Stephenson created the artwork at the T.K. Martin Center for Technology at Mississippi State University and displayed it during the MSU/Chickasaw County Extenion’s Art in the Park event in Houston in 2012. It was purchased by John and Peggy Walden, who are affiliated with the Extension office through the Master Gardener’s program.
The Waldens donated the painting to the nursing facility Oct. 22 during this year’s Art in the Park event with Stephenson on hand for the presentation.
“We want to donate this piece of art to the hospital on behalf of the Master Gardeners,” John Walden said. “The significance is that even though someone may have disabilities, what gives all of us our abilities is hope. And Candace is a great example of that.”
Stephenson has cerebral palsy and has been involved with the T.K. Martin Center which assists people with disabilities in creating art and displaying it for sale.
The angel painting, titled “Sweet Spirit,” is just one of her creations.
“My mom brings me once a month to art and I never really have a mind set,” Stephenson said. “(I use) all different techniques and supplies to do angels and bright colors, bubbly.”
Stephenson said her time at the T.K. Martin Center is a stress reducer.
“We all live such structured lives and you have to,” Stephenson said. “When I’m there for a couple of hours, I don’t have to.”
Stephenson received her bachelor’s degree in Education and her master’s degree in French, both from MSU and stays involved with the Center and campus.
“T.K. Martin is like a second family,” Stephenson said. “It’s my second home. I worked there while I was in school and now I just hang around.
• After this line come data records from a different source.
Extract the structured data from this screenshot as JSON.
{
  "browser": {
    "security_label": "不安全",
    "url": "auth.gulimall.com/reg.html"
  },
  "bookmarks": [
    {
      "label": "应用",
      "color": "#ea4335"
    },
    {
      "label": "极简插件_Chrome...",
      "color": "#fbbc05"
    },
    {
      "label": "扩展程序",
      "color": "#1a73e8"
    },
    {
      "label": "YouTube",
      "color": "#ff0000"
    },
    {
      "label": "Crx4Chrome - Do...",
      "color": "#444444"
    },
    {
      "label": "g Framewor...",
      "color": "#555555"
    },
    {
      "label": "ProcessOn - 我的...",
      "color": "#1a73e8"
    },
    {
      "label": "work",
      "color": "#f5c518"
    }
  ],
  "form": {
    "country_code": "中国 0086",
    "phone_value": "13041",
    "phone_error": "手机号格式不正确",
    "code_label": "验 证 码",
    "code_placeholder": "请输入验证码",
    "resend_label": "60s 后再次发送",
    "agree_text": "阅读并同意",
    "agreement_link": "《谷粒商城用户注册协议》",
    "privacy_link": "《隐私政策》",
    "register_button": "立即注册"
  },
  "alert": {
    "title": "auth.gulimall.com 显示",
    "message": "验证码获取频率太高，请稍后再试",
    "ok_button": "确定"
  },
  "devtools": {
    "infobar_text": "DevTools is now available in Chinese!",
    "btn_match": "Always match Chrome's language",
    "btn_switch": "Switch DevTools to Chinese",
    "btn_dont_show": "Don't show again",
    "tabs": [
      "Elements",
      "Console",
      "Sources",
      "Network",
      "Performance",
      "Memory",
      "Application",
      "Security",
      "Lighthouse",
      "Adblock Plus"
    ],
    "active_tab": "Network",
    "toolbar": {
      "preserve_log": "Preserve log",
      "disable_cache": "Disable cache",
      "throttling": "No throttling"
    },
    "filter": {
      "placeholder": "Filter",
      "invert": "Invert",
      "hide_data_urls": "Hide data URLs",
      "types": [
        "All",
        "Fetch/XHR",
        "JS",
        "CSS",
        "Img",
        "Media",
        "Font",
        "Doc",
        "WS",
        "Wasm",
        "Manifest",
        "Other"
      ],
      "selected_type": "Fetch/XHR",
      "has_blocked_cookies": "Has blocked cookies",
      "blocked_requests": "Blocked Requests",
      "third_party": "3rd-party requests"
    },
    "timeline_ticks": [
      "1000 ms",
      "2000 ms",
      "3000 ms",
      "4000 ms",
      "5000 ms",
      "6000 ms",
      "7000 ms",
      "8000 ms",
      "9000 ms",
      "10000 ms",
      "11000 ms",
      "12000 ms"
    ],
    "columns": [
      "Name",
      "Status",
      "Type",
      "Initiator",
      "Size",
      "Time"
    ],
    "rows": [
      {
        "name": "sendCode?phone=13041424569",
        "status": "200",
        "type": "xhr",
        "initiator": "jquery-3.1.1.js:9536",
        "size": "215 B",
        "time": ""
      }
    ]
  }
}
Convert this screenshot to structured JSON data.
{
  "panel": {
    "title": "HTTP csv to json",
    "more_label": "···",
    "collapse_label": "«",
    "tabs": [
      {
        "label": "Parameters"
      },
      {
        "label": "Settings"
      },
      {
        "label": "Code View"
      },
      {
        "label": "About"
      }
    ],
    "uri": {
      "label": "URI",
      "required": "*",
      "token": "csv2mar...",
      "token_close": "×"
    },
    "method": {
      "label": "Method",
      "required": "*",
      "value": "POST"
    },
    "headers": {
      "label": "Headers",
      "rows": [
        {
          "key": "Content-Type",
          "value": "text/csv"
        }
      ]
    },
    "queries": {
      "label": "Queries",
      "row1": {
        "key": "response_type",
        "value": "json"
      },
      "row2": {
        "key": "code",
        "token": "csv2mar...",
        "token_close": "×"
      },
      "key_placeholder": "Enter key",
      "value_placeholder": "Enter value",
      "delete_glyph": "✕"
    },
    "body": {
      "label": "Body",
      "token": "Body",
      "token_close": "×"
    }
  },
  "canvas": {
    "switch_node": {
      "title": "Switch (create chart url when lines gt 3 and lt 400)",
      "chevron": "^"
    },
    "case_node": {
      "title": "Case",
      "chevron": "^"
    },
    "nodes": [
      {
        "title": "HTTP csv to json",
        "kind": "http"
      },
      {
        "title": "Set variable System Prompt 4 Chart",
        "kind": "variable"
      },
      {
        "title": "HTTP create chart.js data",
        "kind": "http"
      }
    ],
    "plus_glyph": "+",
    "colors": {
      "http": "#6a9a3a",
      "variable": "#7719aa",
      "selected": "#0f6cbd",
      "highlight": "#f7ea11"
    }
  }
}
They can’t get rid of me.”
Judy Duncan, coordinator for the Art in the Park event said it’s not an issue.
“We can’t get rid of her and we don’t want to,” Duncan laughed.
Linda Boutwell, Director of Floy Dyer, received the donated painting with thanks.
“A lot of people come to our facility for rehab and this will give them inspiration,” Boutwell said.